__Instructions to follow__
Pull out every line with the word "label" from the entries below.

┄┄┄┄┄┄┄┄┄┄┄┄┄┄┄┄┄┄┄┄

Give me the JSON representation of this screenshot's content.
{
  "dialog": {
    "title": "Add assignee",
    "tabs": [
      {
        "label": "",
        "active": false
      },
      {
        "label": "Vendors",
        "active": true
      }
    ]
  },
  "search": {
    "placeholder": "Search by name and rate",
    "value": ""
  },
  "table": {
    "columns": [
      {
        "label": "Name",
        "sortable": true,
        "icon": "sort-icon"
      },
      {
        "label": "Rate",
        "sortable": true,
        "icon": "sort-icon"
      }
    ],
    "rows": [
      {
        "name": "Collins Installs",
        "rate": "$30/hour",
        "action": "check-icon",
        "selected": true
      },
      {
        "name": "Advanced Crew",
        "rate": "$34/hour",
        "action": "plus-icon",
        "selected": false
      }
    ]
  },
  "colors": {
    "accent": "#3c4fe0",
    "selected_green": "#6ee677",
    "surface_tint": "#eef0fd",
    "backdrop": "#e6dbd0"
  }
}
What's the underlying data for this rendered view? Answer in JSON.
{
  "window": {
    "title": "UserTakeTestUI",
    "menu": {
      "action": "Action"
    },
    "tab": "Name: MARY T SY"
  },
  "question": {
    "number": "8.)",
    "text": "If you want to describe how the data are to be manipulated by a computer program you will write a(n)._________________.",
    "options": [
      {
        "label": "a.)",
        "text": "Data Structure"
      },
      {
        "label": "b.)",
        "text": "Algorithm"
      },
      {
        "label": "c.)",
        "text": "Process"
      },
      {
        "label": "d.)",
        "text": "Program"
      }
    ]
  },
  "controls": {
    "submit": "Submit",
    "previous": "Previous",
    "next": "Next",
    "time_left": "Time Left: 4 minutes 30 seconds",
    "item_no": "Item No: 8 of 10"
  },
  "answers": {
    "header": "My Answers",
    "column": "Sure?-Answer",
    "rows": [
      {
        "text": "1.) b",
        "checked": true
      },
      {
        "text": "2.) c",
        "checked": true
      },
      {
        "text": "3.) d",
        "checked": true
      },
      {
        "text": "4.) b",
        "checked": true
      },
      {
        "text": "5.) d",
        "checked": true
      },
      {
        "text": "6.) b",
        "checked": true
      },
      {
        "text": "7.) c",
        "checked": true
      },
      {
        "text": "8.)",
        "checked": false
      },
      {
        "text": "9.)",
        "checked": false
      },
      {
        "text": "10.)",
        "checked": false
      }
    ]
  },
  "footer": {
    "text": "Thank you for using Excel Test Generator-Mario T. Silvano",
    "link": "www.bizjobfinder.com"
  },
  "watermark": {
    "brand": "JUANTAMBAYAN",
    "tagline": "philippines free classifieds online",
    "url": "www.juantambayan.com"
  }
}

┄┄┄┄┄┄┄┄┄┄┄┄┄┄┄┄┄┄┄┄

__Result below__
        "label": "",
        "label": "Vendors",
        "label": "Name",
        "label": "Rate",
        "label": "a.)",
        "label": "b.)",
        "label": "c.)",
        "label": "d.)",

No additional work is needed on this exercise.